So in all those years, do you know how much I learned about chiropractic care? Just about nothing. How about acupuncture? Even less. These are not disciplines that are taught in most US medical schools (at least the allopathic kind like I went to).
To learn more about these disciplines, this past month on the Healthy Matters radio broadcast I invited two guests to help me out. They were Robert Crane, an acupuncturist, and Peter Polski, a doctor of chiropractic care. That’s the two of them in the WCCO studios during the live broadcast in the picture above. Super nice guys, the both of ’em.
I encourage you to listen to the podcast of the show by clicking here –> Healthy Matters show #453, September 10, 2017. Podcasts are great ways to listen, commercial-free, to the shows at your own pace. Just download the show you want to your phone or computer and listen!
In this post, I won’t attempt to cover any of the specifics about chiropractic care or acupuncture. They are disciplines to themselves and I couldn’t do either one justice in just a few paragraphs. Rather, I’m going to give a bit of background on the two disciplines to give the neophytes among us a taste of what these practitioners can offer. This is fairly new stuff to me as well as many of you, so I’m doing my best to learn something. Read on, and more importantly, listen to the podcast! Continue reading “An introduction to acupuncture and chiropractic care”→
It seems that about 75% of my life involves nasal congestion with sinus pressure around my eyes. It’s probably allergies to various tiny stuff floating through the air. Not sure about that but I am so stuffy so much of the time that the makers of decongestants have taken to sending me thank you notes for my business.

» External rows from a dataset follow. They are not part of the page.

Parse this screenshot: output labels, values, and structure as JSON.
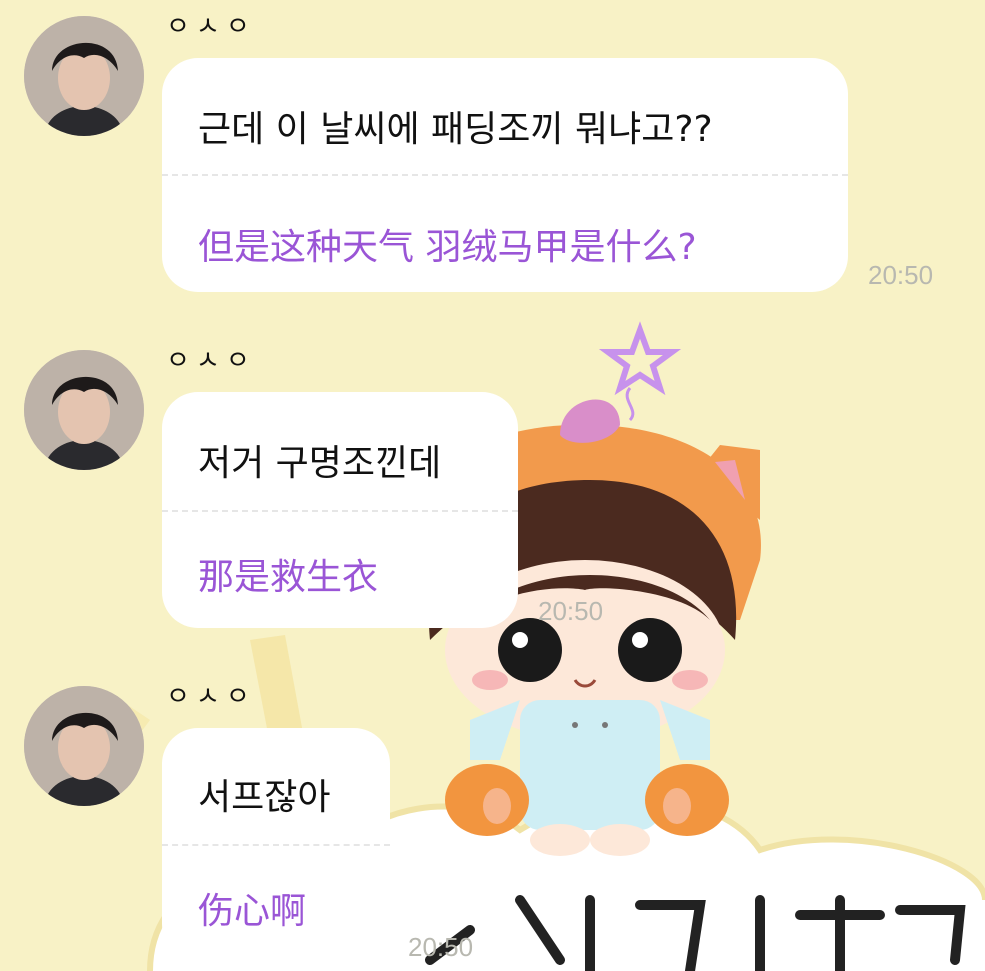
{
  "messages": [
    {
      "sender": "ㅇㅅㅇ",
      "korean": "근데 이 날씨에 패딩조끼 뭐냐고??",
      "chinese": "但是这种天气 羽绒马甲是什么?",
      "time": "20:50"
    },
    {
      "sender": "ㅇㅅㅇ",
      "korean": "저거 구명조낀데",
      "chinese": "那是救生衣",
      "time": "20:50"
    },
    {
      "sender": "ㅇㅅㅇ",
      "korean": "서프잖아",
      "chinese": "伤心啊",
      "time": "20:50"
    }
  ],
  "colors": {
    "background": "#f8f2c6",
    "bubble": "#ffffff",
    "translation_text": "#9a55d6",
    "time_text": "#b8b8b0"
  },
  "icons": [
    "avatar-photo",
    "chibi-sticker-art"
  ]
}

I’m particularly stuffy in the winter months which I attribute to dust and mold and whatnot floating through the air – especially when Julie (my wife) turns on the ceiling fan in our bedroom. Which is every single night. Even in Minnesota. In winter. When it is 5 degrees outside. Let’s say she likes the place cool. You could hang sides of beef in our room.
At the risk of exposing marital disharmony over the ceiling fan issue, I think the fan clogs me up as it perfectly distributes dust and pollen and such around the bedroom and into my nose. It’s like a fertilizer spreader spewing dust onto me as I sleep! So I pop the decongestants and antihistamines. Yet my sinuses remain perpetually clogged. In case you’re wondering about the marital harmony situation . . . I claim the ceiling fanneeds to be turned off to save my sinuses. My wife claims I just need to vacuum and dust more often. See what I’m up against? How can you reason with such nonsense?

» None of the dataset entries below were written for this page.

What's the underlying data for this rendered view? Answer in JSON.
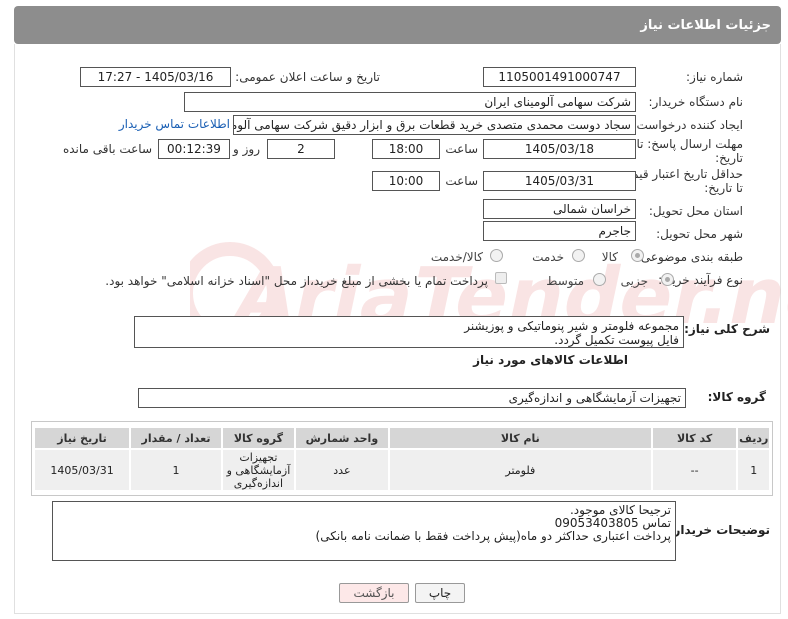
{
  "header": {
    "title": "جزئیات اطلاعات نیاز"
  },
  "form": {
    "need_number_label": "شماره نیاز:",
    "need_number": "1105001491000747",
    "announce_label": "تاریخ و ساعت اعلان عمومی:",
    "announce_value": "1405/03/16 - 17:27",
    "buyer_org_label": "نام دستگاه خریدار:",
    "buyer_org": "شرکت سهامی آلومینای ایران",
    "creator_label": "ایجاد کننده درخواست:",
    "creator": "سجاد دوست محمدی متصدی خرید قطعات برق و ابزار دقیق شرکت سهامی آلومینای ایران",
    "buyer_contact_link": "اطلاعات تماس خریدار",
    "deadline_label_1": "مهلت ارسال پاسخ: تا",
    "deadline_label_2": "تاریخ:",
    "deadline_date": "1405/03/18",
    "hour_label": "ساعت",
    "deadline_time": "18:00",
    "days_value": "2",
    "day_label": "روز و",
    "remaining_time": "00:12:39",
    "remaining_label": "ساعت باقی مانده",
    "price_valid_label_1": "حداقل تاریخ اعتبار قیمت:",
    "price_valid_label_2": "تا تاریخ:",
    "price_valid_date": "1405/03/31",
    "price_valid_time": "10:00",
    "province_label": "استان محل تحویل:",
    "province": "خراسان شمالی",
    "city_label": "شهر محل تحویل:",
    "city": "جاجرم",
    "category_label": "طبقه بندی موضوعی:",
    "category_options": [
      "کالا",
      "خدمت",
      "کالا/خدمت"
    ],
    "process_label": "نوع فرآیند خرید :",
    "process_options": [
      "جزیی",
      "متوسط"
    ],
    "treasury_note": "پرداخت تمام یا بخشی از مبلغ خرید،از محل \"اسناد خزانه اسلامی\" خواهد بود."
  },
  "general_desc": {
    "label": "شرح کلی نیاز:",
    "line1": "مجموعه فلومتر و شیر پنوماتیکی و پوزیشنر",
    "line2": "فایل پیوست تکمیل گردد."
  },
  "goods_section": {
    "title": "اطلاعات کالاهای مورد نیاز",
    "group_label": "گروه کالا:",
    "group_value": "تجهیزات آزمایشگاهی و اندازه‌گیری"
  },
  "table": {
    "headers": [
      "ردیف",
      "کد کالا",
      "نام کالا",
      "واحد شمارش",
      "گروه کالا",
      "تعداد / مقدار",
      "تاریخ نیاز"
    ],
    "row": {
      "index": "1",
      "code": "--",
      "name": "فلومتر",
      "unit": "عدد",
      "group_line1": "تجهیزات",
      "group_line2": "آزمایشگاهی و",
      "group_line3": "اندازه‌گیری",
      "qty": "1",
      "date": "1405/03/31"
    }
  },
  "buyer_notes": {
    "label": "توضیحات خریدار:",
    "line1": "ترجیحا کالای موجود.",
    "line2": "تماس 09053403805",
    "line3": "پرداخت اعتباری حداکثر دو ماه(پیش پرداخت فقط با ضمانت نامه بانکی)"
  },
  "buttons": {
    "print": "چاپ",
    "back": "بازگشت"
  },
  "watermark_text": "AriaTender.neT",
  "colors": {
    "header_bg": "#8d8d8d",
    "table_header_bg": "#d6d6d6",
    "back_button_bg": "#fde8e8",
    "link": "#1a5fb4"
  }
}
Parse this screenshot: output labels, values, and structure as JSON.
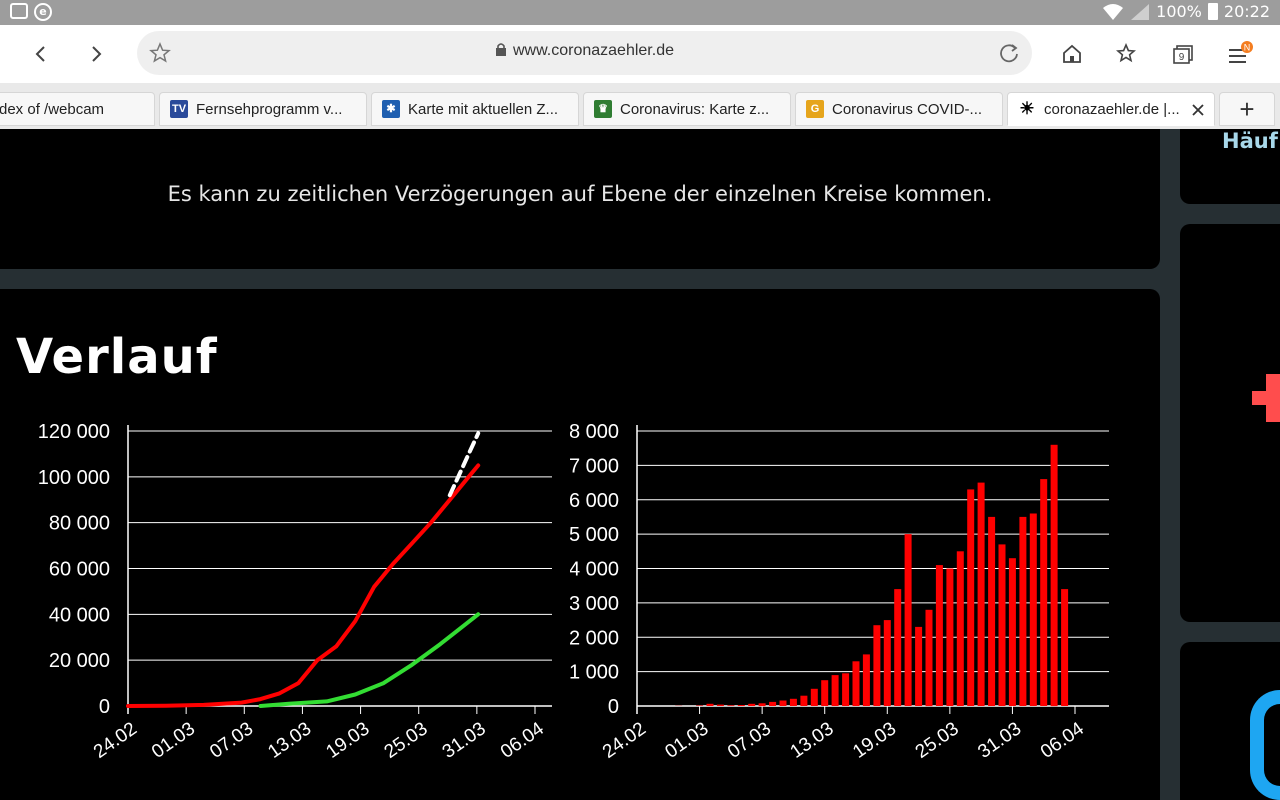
{
  "statusbar": {
    "battery": "100%",
    "time": "20:22"
  },
  "browser": {
    "url": "www.coronazaehler.de",
    "menu_badge": "N",
    "tab_count": "9",
    "new_tab": "+"
  },
  "tabs": [
    {
      "label": "dex of /webcam"
    },
    {
      "label": "Fernsehprogramm v..."
    },
    {
      "label": "Karte mit aktuellen Z..."
    },
    {
      "label": "Coronavirus: Karte z..."
    },
    {
      "label": "Coronavirus COVID-..."
    },
    {
      "label": "coronazaehler.de |..."
    }
  ],
  "page": {
    "notice": "Es kann zu zeitlichen Verzögerungen auf Ebene der einzelnen Kreise kommen.",
    "section_title": "Verlauf",
    "side_title": "Häuf"
  },
  "colors": {
    "confirmed": "#ff0000",
    "recovered": "#33dd33",
    "bars": "#ff0000",
    "panel": "#000000",
    "page_bg": "#262f33"
  },
  "chart_data": [
    {
      "type": "line",
      "x_ticks": [
        "24.02",
        "01.03",
        "07.03",
        "13.03",
        "19.03",
        "25.03",
        "31.03",
        "06.04"
      ],
      "y_ticks": [
        "0",
        "20 000",
        "40 000",
        "60 000",
        "80 000",
        "100 000",
        "120 000"
      ],
      "ylim": [
        0,
        120000
      ],
      "x_range_days": [
        0,
        43
      ],
      "series": [
        {
          "color": "#ff0000",
          "x": [
            0,
            4,
            8,
            12,
            14,
            16,
            18,
            20,
            22,
            24,
            26,
            28,
            30,
            32,
            34,
            36,
            37
          ],
          "values": [
            16,
            150,
            500,
            1500,
            3000,
            5500,
            10000,
            20000,
            26000,
            37000,
            52000,
            62000,
            71000,
            80000,
            90000,
            100000,
            105000
          ]
        },
        {
          "color": "#33dd33",
          "x": [
            14,
            17,
            21,
            24,
            27,
            30,
            33,
            37
          ],
          "values": [
            0,
            1000,
            2000,
            5000,
            10000,
            18000,
            27000,
            40000
          ]
        },
        {
          "color": "#ffffff",
          "dashed": true,
          "x": [
            34,
            35,
            36,
            37
          ],
          "values": [
            92000,
            101000,
            110000,
            119000
          ]
        }
      ]
    },
    {
      "type": "bar",
      "x_ticks": [
        "24.02",
        "01.03",
        "07.03",
        "13.03",
        "19.03",
        "25.03",
        "31.03",
        "06.04"
      ],
      "y_ticks": [
        "0",
        "1 000",
        "2 000",
        "3 000",
        "4 000",
        "5 000",
        "6 000",
        "7 000",
        "8 000"
      ],
      "ylim": [
        0,
        8000
      ],
      "values": [
        0,
        0,
        0,
        5,
        0,
        15,
        65,
        40,
        20,
        30,
        65,
        80,
        120,
        160,
        210,
        300,
        500,
        750,
        900,
        950,
        1300,
        1500,
        2350,
        2500,
        3400,
        5000,
        2300,
        2800,
        4100,
        4000,
        4500,
        6300,
        6500,
        5500,
        4700,
        4300,
        5500,
        5600,
        6600,
        7600,
        3400
      ]
    }
  ]
}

But I digress.
Basically I’m pretty sure I have chronic sinusitis which is a long-lasting inflammation of the sinuses and nasal passages. Inflammation, being my body’s defense mechanism against all airborne invaders, tends to clog up the works in my head. I won’t get into the issue of inflammation vs. viral infection vs. bacterial infection except to say that most of the time the problem is not bacterial and hence antibiotics are not usually needed. Continue reading “Sinus congestion, nasal irrigation, and the neti pot”→